3 300 M2





Since its conception in 1897, this grade II listed building in the midst of Stockholm’s high-end retail and business district has housed apartments and offices, restaurants and night clubs. Behind the stately street façade, each use and era has taken liberties to cut and expand, tear down and replace considerable parts of the building’s interior. However, a lot of its historical charm remains, such as panelling and stucco, tall ceilings and a distinction between street-facing ‘formal’ spaces and a less elaborate ‘back of house’

The project consists of one part historic restoration, one part nearly doubling the square-footage through the addition of three new floors and an overall expansion of the building footprint. Aiming to transform this faithful old servant into state-of-the-art office spaces, the project is making use of the maximum expansion allowed in a zoning plan from the early 1990’s. Tailor-made to fit a radical yet unrealized renovation in a typically post-modern style, the contemporary addition takes on the plan’s slightly anachronistic architectural form. The addition introduces generous terraces and curtain wall glazing, but its stepped silhouette and dark bronze metal façade with rhythmically spaced pilasters remains respectful to the surrounding roofscape.

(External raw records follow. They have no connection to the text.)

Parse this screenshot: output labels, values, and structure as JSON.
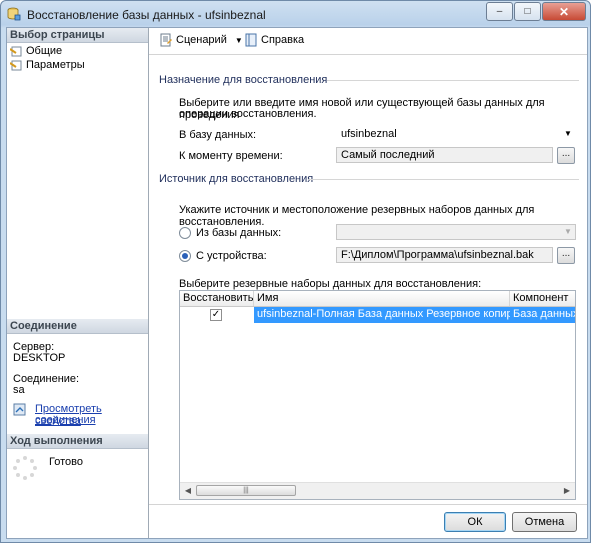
{
  "window": {
    "title": "Восстановление базы данных - ufsinbeznal",
    "minimize_glyph": "–",
    "maximize_glyph": "□",
    "close_glyph": "✕"
  },
  "left": {
    "pages_header": "Выбор страницы",
    "pages": [
      {
        "label": "Общие",
        "icon": "page-icon"
      },
      {
        "label": "Параметры",
        "icon": "page-icon"
      }
    ],
    "connection_header": "Соединение",
    "server_label": "Сервер:",
    "server_value": "DESKTOP",
    "connection_label": "Соединение:",
    "connection_value": "sa",
    "view_props_link_line1": "Просмотреть свойства",
    "view_props_link_line2": "соединения",
    "progress_header": "Ход выполнения",
    "progress_status": "Готово"
  },
  "toolbar": {
    "script_label": "Сценарий",
    "help_label": "Справка"
  },
  "destination": {
    "group_label": "Назначение для восстановления",
    "hint_line1": "Выберите или введите имя новой или существующей базы данных для проведения",
    "hint_line2": "операции восстановления.",
    "to_db_label": "В базу данных:",
    "to_db_value": "ufsinbeznal",
    "point_in_time_label": "К моменту времени:",
    "point_in_time_value": "Самый последний"
  },
  "source": {
    "group_label": "Источник для восстановления",
    "hint": "Укажите источник и местоположение резервных наборов данных для восстановления.",
    "from_db_label": "Из базы данных:",
    "from_db_value": "",
    "from_device_label": "С устройства:",
    "from_device_value": "F:\\Диплом\\Программа\\ufsinbeznal.bak",
    "selected_option": "device",
    "browse_glyph": "..."
  },
  "backup_sets": {
    "label": "Выберите резервные наборы данных для восстановления:",
    "columns": [
      "Восстановить",
      "Имя",
      "Компонент"
    ],
    "rows": [
      {
        "restore": true,
        "name": "ufsinbeznal-Полная База данных Резервное копирование",
        "component": "База данных"
      }
    ],
    "check_glyph": "✓",
    "thumb_grip": "|||"
  },
  "footer": {
    "ok_label": "ОК",
    "cancel_label": "Отмена"
  },
  "colors": {
    "selection": "#3399ff",
    "link": "#1a3fae",
    "title_bar": "#b9d1ea"
  }
}
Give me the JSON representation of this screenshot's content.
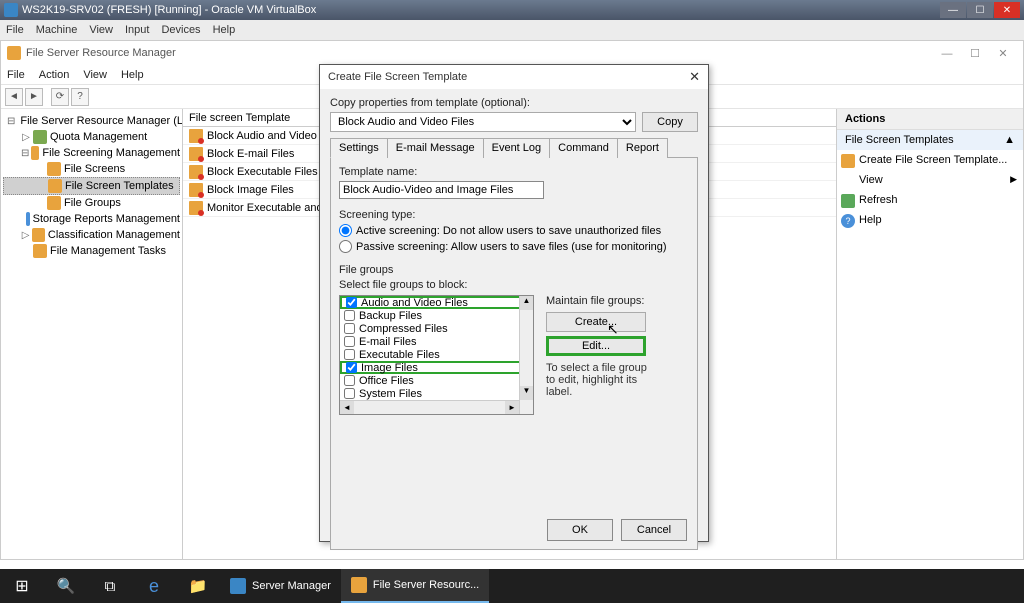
{
  "vm": {
    "title": "WS2K19-SRV02 (FRESH) [Running] - Oracle VM VirtualBox",
    "menu": [
      "File",
      "Machine",
      "View",
      "Input",
      "Devices",
      "Help"
    ]
  },
  "fsrm": {
    "title": "File Server Resource Manager",
    "menu": [
      "File",
      "Action",
      "View",
      "Help"
    ],
    "tree": {
      "root": "File Server Resource Manager (Local)",
      "quota": "Quota Management",
      "fsm": "File Screening Management",
      "fs": "File Screens",
      "fst": "File Screen Templates",
      "fg": "File Groups",
      "srm": "Storage Reports Management",
      "cm": "Classification Management",
      "fmt": "File Management Tasks"
    },
    "list": {
      "header": "File screen Template",
      "rows": [
        "Block Audio and Video Files",
        "Block E-mail Files",
        "Block Executable Files",
        "Block Image Files",
        "Monitor Executable and System Files"
      ]
    },
    "actions": {
      "header": "Actions",
      "section": "File Screen Templates",
      "items": {
        "create": "Create File Screen Template...",
        "refresh": "Refresh",
        "view": "View",
        "help": "Help"
      }
    }
  },
  "dialog": {
    "title": "Create File Screen Template",
    "copy_label": "Copy properties from template (optional):",
    "copy_value": "Block Audio and Video Files",
    "copy_btn": "Copy",
    "tabs": [
      "Settings",
      "E-mail Message",
      "Event Log",
      "Command",
      "Report"
    ],
    "tmpl_label": "Template name:",
    "tmpl_value": "Block Audio-Video and Image Files",
    "screen_label": "Screening type:",
    "active": "Active screening: Do not allow users to save unauthorized files",
    "passive": "Passive screening: Allow users to save files (use for monitoring)",
    "fg_label": "File groups",
    "fg_select": "Select file groups to block:",
    "fg_items": [
      {
        "label": "Audio and Video Files",
        "checked": true,
        "hl": true
      },
      {
        "label": "Backup Files",
        "checked": false,
        "hl": false
      },
      {
        "label": "Compressed Files",
        "checked": false,
        "hl": false
      },
      {
        "label": "E-mail Files",
        "checked": false,
        "hl": false
      },
      {
        "label": "Executable Files",
        "checked": false,
        "hl": false
      },
      {
        "label": "Image Files",
        "checked": true,
        "hl": true
      },
      {
        "label": "Office Files",
        "checked": false,
        "hl": false
      },
      {
        "label": "System Files",
        "checked": false,
        "hl": false
      }
    ],
    "maint_label": "Maintain file groups:",
    "create_btn": "Create...",
    "edit_btn": "Edit...",
    "maint_note": "To select a file group to edit, highlight its label.",
    "ok": "OK",
    "cancel": "Cancel"
  },
  "taskbar": {
    "sm": "Server Manager",
    "fsrm": "File Server Resourc..."
  }
}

Internally, the plan is modified to improve accessibility and adapt to modern ways of working, while retaining older features such as clearly defined rooms and spatial sequences. In order to weave together the old and the new without effacing their respective character, the interior is divided into three concepts. The first, a classical turn-of-the-century elegance faithful to the building’s history; the second, a simplified, more modest version of the former; and the third, a modern interpretation of late 19th century architectural qualities. The result is a functional and unique office environment in which tenants get to enjoy the best of both then and now.